One of the Pacific Northwest’s clearest activist voices of hope and resistance fell silent last weekend. The Reverend Bill Bichsel, known to most simply as “Bix,” died in hospice care in Tacoma’s’ Hilltop neighborhood, just blocks from where he was born 86 years ago; and where for over three and a half decades he housed and fed the poor in a Catholic Worker enclave known as Guadalupe House.
To say that Bix was unique would be an understatement. He was the second youngest of seven children, entered the Jesuit novitiate right after the Second World War, taking vows of poverty, chastity and obedience; later becoming an ordained priest and joining the Industrial Workers of the World: affiliations that he embraced and that guided his life of service to the poor for over half a century. Bix comforted the men, women and children that our economic system treats as unneeded surplus labor, seeing them as valued human beings worthy of love, work, and compassion. He confronted the brutalities of capitalism, and struggled against American militarism in ways that took serious Christian teachings about caring for the poor. He lived a life that connected Jesus’ life and teachings in the sermon on the mount with the lives and teachings of Eugene Debs and Joe Hill.
Bix had an impressive criminal history. He was arrested for protesting at various landmarks of American militarism: the US Navy Trident submarine base in Bangon, Washington (multiple times), for chaining himself to the door of Tacoma’s federal courthouse, blocking the entrance to the School of the Americas (multiple times), these and other acts of civil disobedience lead to dozens of arrests, and convictions with two and a half years spent in various jails and prisons. In his last years, he became an active protestor of South Korea’s construction of a massive naval base on Jeju Island, South Korea, servicing American Navy ships—traveling in his last protest trip to Jeju Island in a wheelchair due to ill health.
I did not know Bix long, and many knew him far better than me; but he left impacts on me that will long remain. I first met Bix a few years ago after one of his friends emailed me asking me if I’d be willing to offer testimony in his defense for an upcoming trial. Bix and other protesters then faced serious federal trespassing charges for blocking the entry to the Trident missile base at Bangor, Washington. I met Bix and his friend for coffee in Olympia and talked about his case and what I might offer—Bix explained to me that he’d seen some of my work on CounterPunch and Democracy Now and he wanted to know if I might offer some “expert testimony” as an anthropologist studying the militarization of American culture, testifying about the cultural madness that has taken over our society, causing us to think that nuclear weapons were something other than a threat to life as we know it, and obscuring the madness of mutually assured destruction.
Bill “Bix” Bischel at home in Tacoma, Washington.
At the end of our meeting, I told Bix that I was willing to testify on his behalf, but that I was a little worried that if I said the wrong thing, or gave testimony that was not well received, I might be responsible for him and his co-defendants being found guilty and sent to prison.

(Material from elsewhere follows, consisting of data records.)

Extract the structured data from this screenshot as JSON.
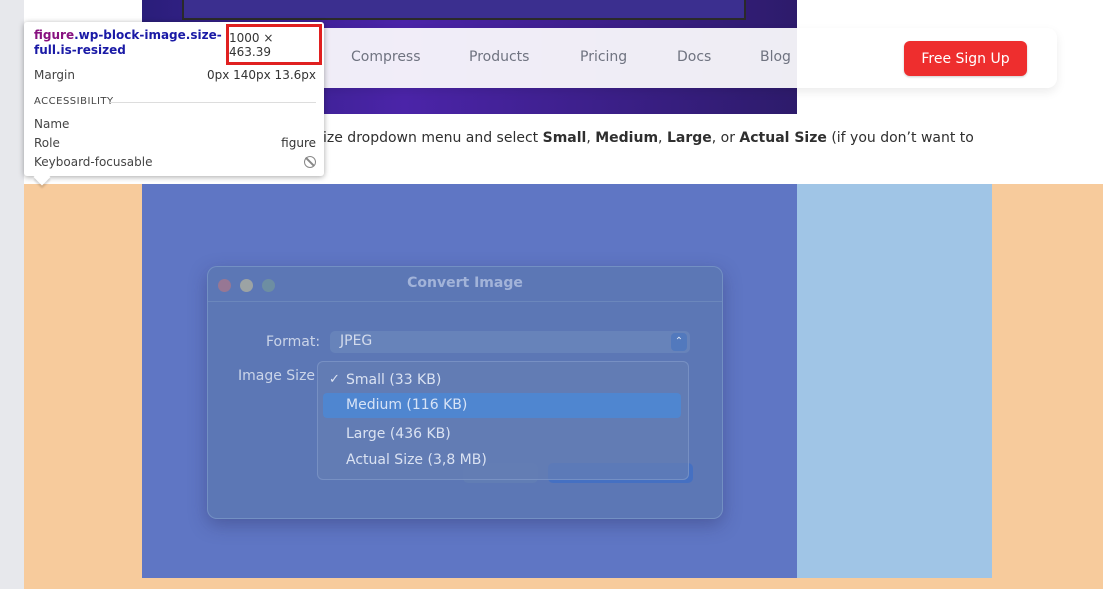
{
  "nav": {
    "items": [
      "Compress",
      "Products",
      "Pricing",
      "Docs",
      "Blog"
    ],
    "cta": "Free Sign Up"
  },
  "paragraph": {
    "text_before": "ize dropdown menu and select ",
    "opt1": "Small",
    "sep1": ", ",
    "opt2": "Medium",
    "sep2": ", ",
    "opt3": "Large",
    "sep3": ", or ",
    "opt4": "Actual Size",
    "text_after": " (if you don’t want to"
  },
  "dialog": {
    "title": "Convert Image",
    "format_label": "Format:",
    "format_value": "JPEG",
    "size_label": "Image Size",
    "size_options": [
      "Small (33 KB)",
      "Medium (116 KB)",
      "Large (436 KB)",
      "Actual Size (3,8 MB)"
    ],
    "checked_option": "Small (33 KB)",
    "hovered_option": "Medium (116 KB)"
  },
  "inspector": {
    "tag": "figure",
    "classes": ".wp-block-image.size-full.is-resized",
    "dimensions": "1000 × 463.39",
    "margin_label": "Margin",
    "margin_value": "0px 140px 13.6px",
    "section": "ACCESSIBILITY",
    "name_label": "Name",
    "role_label": "Role",
    "role_value": "figure",
    "focus_label": "Keyboard-focusable"
  },
  "colors": {
    "cta": "#ee2e2e",
    "margin_overlay": "#f7cb9c",
    "padding_overlay": "#a0c5e6",
    "content_overlay": "#5f76c4"
  }
}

He smiled and told me not to worry about that, that I’d do just fine. But his friend went further, telling me I shouldn’t worry: Bix wanted to go to jail. In the end, the Judge did not allow Bix the pleasure of a necessity defense and the parading witnesses speaking about our militarized political economy (Bix had arranged for former CIA analyst Ray McGovern, and others to also testify), the judge also denied Bix and his codefendants the jail time he’d desired. But this introduction to Bix led me to connect some students to his world, and to speak at several regional events he organized.
A year and a half ago, I drove a class of my first year seminar college students up to visit Bix at the Guadalupe House, hoping to do some volunteer work in his garden or around his home–but he instead fed us cookies and talked to the students about his work and life. Bix told us about the stories represented on the murals on the side of the home where he and other members of the Catholic Worker community lived–stories about regional tragic-heroes Chief Joseph and Chief Leschi. He told my students about people living in Guadalupe House, stories that put faces on the structural evils of our society, and that gave shape to his own call of serving the poor; his message stressed the importance of this charge, regardless of one’s religious beliefs or lack of beliefs.
My favorite moment of the trip was when we were sitting inside his home. Looking out the window at some of the upscale condos encroaching on the Hilltop neighborhood, I asked Bix if he was worried that the Catholic Worker enclave would eventually get crowded out with the coming gentrification. His face brightened has he said, “Don’t worry, we do our part in keeping property values down!”
And now Bix is gone, and we have lost our local saint. I know little of how beatification is achieved, but would hope St. Bix’s miracle might be recognized in his unflinching love of caring for the poor with a simplicity and honesty that was itself a miracle in a society so marked by predatory capitalism that it trains us all to see a certain logic in punishing or marginalizing behaviors of compassion and caring. Bix saw others, regardless of status, as brothers and sisters—a real miracle in a society increasingly criminalizing compassion.
David Price a professor of anthropology at Saint Martin’s University in Lacey, Washington. He is the author of Weaponizing Anthropology: Social Science in Service of the Militarized State published by CounterPunch Books.